- In an effort to provide meaningful incentives for Managed Care Organizations (MCOs) to pursue fraud, waste and abuse, DOH’s Office of Health Insurance Programs (OHIP) and OMIG are proposing a joint initiative establishing recovery targets that are designed to incentivize MCOs in their recovery efforts. A framework of the plan is being developed, and industry targets will be set. Once the plan is launched, OMIG will monitor each MCO and provide support as needed.
- OMIG will review various aspects of the cost reports, including the underlying data to identify whether disallowed costs are included in the report.
- OMIG will continue to conduct comparative analytics of encounter data and other plan-submitted data sources to evaluate the consistency and completeness of reporting by MCOs.

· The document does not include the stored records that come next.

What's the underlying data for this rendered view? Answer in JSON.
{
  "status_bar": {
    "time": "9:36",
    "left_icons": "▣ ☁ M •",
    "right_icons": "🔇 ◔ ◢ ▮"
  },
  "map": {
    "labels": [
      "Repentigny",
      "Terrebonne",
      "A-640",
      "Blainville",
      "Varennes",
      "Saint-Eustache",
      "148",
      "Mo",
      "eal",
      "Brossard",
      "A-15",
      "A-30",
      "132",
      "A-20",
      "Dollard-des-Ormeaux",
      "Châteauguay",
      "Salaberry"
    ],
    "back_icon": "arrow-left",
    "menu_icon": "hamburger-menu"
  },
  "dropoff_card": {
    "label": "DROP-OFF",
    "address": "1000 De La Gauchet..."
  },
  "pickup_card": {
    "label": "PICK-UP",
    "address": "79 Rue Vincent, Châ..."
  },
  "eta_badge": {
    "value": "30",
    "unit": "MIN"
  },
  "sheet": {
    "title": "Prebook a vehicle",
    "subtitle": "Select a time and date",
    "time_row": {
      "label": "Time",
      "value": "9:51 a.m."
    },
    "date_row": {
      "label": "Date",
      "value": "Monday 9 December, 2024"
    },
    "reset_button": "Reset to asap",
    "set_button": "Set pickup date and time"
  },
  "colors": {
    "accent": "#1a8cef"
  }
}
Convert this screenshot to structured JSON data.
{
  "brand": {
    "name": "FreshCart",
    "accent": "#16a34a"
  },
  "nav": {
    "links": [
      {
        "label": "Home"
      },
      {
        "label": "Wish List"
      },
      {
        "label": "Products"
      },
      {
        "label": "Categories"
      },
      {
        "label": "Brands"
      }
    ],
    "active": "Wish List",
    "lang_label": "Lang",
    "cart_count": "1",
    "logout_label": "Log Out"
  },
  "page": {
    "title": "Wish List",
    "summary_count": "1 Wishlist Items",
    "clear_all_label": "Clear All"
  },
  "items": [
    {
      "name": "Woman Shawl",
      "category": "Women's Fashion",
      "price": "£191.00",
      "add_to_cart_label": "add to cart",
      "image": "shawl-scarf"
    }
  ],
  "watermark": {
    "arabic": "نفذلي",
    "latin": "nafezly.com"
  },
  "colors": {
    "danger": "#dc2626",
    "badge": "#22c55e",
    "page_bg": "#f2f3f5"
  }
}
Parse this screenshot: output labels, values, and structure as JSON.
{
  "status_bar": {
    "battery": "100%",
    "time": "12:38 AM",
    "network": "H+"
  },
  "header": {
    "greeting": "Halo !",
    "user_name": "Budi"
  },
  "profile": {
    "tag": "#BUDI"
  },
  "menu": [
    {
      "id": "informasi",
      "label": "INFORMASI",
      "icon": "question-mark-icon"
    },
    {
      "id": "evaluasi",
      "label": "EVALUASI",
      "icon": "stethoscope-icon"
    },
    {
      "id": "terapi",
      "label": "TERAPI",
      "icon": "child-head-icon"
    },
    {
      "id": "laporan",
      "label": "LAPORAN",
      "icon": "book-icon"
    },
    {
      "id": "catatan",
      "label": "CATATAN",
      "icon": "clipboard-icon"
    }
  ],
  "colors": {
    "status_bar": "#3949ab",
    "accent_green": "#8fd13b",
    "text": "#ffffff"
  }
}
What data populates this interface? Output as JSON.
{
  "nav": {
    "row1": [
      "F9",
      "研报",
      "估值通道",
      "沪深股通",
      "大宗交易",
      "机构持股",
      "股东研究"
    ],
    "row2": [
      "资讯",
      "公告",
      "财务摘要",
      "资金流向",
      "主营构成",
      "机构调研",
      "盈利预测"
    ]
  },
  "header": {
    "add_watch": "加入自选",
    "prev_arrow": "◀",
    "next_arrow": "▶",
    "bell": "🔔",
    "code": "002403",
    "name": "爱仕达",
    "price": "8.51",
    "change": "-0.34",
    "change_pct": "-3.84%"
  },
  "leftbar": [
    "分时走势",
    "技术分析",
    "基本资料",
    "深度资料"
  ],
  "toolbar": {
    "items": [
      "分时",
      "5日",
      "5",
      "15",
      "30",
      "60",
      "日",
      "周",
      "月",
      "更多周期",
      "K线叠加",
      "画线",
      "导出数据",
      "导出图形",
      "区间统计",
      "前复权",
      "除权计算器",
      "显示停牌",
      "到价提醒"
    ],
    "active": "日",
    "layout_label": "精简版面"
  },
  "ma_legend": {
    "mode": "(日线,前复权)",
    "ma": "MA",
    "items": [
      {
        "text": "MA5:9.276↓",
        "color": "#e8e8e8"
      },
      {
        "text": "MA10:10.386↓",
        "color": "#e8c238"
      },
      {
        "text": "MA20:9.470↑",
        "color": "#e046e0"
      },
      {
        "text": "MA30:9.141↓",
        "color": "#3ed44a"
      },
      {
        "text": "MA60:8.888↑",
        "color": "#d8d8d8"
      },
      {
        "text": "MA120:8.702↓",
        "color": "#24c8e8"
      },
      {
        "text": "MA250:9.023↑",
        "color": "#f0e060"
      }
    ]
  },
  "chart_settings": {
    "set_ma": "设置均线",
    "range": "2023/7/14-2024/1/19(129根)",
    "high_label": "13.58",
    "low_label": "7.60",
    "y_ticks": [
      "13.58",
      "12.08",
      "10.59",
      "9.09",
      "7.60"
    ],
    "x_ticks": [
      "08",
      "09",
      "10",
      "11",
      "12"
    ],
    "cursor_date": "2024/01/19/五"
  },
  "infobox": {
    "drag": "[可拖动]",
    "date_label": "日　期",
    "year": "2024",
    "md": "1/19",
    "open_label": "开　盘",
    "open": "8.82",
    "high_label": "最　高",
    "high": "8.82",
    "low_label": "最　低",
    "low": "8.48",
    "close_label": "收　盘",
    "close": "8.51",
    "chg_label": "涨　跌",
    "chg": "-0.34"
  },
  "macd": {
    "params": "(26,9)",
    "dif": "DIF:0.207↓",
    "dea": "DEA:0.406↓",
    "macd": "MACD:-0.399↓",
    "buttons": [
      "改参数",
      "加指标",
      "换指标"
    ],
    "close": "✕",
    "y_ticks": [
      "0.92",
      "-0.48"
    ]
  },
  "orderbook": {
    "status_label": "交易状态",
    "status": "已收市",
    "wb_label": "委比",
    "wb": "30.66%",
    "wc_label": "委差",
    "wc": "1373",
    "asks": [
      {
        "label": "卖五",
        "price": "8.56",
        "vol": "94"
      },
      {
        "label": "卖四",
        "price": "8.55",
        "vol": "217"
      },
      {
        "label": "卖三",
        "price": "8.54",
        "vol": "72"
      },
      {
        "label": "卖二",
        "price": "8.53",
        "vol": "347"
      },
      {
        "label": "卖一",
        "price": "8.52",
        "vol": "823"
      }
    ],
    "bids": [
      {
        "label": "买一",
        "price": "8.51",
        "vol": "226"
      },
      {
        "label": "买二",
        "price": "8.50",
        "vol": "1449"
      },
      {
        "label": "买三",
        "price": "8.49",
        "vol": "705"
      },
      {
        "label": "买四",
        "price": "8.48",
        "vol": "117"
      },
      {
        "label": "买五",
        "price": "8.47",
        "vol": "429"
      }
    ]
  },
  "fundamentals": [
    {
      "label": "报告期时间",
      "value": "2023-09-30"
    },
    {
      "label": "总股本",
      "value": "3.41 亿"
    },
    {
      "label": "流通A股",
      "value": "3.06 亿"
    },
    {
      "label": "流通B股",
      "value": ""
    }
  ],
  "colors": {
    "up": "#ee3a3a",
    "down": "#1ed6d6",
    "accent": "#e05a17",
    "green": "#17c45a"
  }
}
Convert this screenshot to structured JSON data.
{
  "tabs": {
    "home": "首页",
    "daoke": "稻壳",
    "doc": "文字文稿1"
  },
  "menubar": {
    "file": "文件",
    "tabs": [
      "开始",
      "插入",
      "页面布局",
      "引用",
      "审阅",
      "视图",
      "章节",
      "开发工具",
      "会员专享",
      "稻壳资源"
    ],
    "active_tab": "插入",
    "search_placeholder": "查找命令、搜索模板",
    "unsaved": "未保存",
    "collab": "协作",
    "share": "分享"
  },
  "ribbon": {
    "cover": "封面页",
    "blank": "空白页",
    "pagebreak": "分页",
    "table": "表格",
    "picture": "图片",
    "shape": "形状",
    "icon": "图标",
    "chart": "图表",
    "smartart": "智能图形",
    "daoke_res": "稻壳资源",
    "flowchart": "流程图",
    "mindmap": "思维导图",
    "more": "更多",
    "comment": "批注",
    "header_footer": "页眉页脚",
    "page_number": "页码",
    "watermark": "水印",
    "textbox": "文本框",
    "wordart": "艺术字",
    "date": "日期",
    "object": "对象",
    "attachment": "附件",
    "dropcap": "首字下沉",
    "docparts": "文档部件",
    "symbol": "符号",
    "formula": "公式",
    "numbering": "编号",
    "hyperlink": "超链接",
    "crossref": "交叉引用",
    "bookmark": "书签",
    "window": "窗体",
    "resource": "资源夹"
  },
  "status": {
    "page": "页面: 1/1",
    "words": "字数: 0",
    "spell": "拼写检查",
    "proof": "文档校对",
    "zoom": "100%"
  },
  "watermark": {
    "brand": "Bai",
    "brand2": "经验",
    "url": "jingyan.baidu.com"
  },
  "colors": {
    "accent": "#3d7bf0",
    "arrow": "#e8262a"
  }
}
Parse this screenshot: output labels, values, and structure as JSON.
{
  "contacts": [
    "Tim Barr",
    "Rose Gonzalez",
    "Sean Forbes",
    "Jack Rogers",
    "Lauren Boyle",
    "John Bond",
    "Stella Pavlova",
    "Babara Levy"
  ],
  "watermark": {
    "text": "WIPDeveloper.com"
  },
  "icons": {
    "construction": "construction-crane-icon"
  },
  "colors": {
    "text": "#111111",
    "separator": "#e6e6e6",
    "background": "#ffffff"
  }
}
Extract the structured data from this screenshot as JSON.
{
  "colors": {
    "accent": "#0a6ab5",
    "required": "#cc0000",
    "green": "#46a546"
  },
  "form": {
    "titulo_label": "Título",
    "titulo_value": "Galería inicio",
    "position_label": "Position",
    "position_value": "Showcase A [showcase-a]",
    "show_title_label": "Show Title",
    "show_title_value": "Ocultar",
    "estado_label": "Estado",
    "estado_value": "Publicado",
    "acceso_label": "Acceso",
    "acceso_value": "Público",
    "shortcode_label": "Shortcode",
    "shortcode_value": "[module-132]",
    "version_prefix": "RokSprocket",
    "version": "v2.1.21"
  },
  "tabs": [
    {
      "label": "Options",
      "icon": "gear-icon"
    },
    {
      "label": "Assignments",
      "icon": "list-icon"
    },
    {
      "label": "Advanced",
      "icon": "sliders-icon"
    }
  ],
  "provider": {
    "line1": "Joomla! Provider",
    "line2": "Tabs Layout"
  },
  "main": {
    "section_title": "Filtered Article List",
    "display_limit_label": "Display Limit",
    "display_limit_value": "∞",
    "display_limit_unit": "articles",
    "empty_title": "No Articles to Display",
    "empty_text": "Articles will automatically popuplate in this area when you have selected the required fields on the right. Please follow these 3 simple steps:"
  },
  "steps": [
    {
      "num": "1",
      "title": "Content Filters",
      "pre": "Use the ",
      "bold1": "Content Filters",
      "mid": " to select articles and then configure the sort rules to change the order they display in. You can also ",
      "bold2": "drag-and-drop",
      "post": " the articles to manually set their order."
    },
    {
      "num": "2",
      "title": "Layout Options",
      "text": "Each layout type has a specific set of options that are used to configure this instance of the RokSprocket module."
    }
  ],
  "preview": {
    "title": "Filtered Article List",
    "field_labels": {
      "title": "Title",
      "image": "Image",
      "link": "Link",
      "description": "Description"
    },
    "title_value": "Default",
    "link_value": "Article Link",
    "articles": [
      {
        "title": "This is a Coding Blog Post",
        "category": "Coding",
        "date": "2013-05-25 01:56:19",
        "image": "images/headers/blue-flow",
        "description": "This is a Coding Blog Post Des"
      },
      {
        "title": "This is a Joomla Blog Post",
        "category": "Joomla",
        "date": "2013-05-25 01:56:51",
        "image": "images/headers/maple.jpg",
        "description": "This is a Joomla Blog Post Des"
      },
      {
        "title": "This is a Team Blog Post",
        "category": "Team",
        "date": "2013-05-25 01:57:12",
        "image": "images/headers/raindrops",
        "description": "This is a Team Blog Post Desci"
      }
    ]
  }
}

- The Managed Care Plan Review Project Team will focus on further enhancing OMIG program integrity efforts in a continuously developing Medicaid managed care environment. Team resources will be devoted to auditing Medicaid Managed Care Operating Reports (MMCORs), assessing Clinical Risk Groups (CRGs), and analyzing the annual fraud and abuse prevention plan reports submitted by MCOs.
- OMIG will match base audits of claims for managed care enrollees who had a date of services following their date of death, or during a period of incarceration or institutionalization.
- OMIG will review Medicaid managed care payments for the same enrollee with multiple client identification numbers.
- OMIG will continue to track enrollees who are retroactively disenrolled from managed care based on what is reported to OMIG by local social service districts, the NYC Human Resources Administration (HRA) and DOH. OMIG will audit those MCOs who have received capitation payments to provide care to enrollees who were subsequently retroactively disenrolled.
- OMIG will review fee-for-service (FFS) payments made for managed care consumers to determine if the services were already included in the managed care benefits package.
Managed Long Term Care
- OMIG will review the enrollment records to determine if the MLTC plans properly determined eligibility for enrollment and provided proper care management to selected members.
- In addition to the independent investigations of social adult day care centers (SADC), OMIG will continue to jointly investigate SADCs with the New York State Attorney General’s Medicaid Fraud Control Unit (MFCU), the New York City Buildings Department and New York City Department for the Aging (DFTA). OMIG will also coordinate with DOH and the State Office for the Aging (SOFA) to improve system controls over SADCs, including implementing the state certification process and aligning with DFTA’s new registration process. OMIG will also continue to verify the documentation that SADCs are required to maintain for certification and continue to meet quarterly with MLTCs and DFTA to coordinate efforts to identify ongoing issues in SADCs.
Early Intervention Services
OMIG will review early intervention providers who received reimbursement from Medicaid.
Office for People With Developmental Disabilities
OMIG will review day habilitation providers, Medicaid Service Coordination and individual residential alternative habilitation services to determine whether services were provided in accordance with Medicaid requirements.